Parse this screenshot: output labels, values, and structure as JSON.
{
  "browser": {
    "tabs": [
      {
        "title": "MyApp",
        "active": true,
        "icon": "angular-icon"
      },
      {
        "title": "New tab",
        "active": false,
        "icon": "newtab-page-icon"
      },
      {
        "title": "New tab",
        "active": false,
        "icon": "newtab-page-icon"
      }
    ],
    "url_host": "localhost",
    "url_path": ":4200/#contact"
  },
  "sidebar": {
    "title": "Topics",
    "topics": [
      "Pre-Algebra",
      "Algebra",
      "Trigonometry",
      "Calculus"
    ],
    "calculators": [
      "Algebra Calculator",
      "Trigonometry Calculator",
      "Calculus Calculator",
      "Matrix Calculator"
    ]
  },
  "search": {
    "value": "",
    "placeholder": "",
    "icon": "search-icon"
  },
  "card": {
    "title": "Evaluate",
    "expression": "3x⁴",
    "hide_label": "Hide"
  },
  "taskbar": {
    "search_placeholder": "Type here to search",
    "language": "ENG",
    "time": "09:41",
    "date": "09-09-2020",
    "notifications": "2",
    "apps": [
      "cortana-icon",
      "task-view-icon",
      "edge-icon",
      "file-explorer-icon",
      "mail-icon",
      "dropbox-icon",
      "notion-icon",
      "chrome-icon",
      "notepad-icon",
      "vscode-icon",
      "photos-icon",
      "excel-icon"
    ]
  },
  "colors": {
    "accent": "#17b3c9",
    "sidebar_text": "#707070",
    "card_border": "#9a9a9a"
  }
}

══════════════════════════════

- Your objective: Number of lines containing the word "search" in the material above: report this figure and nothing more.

- Solution to this task: 3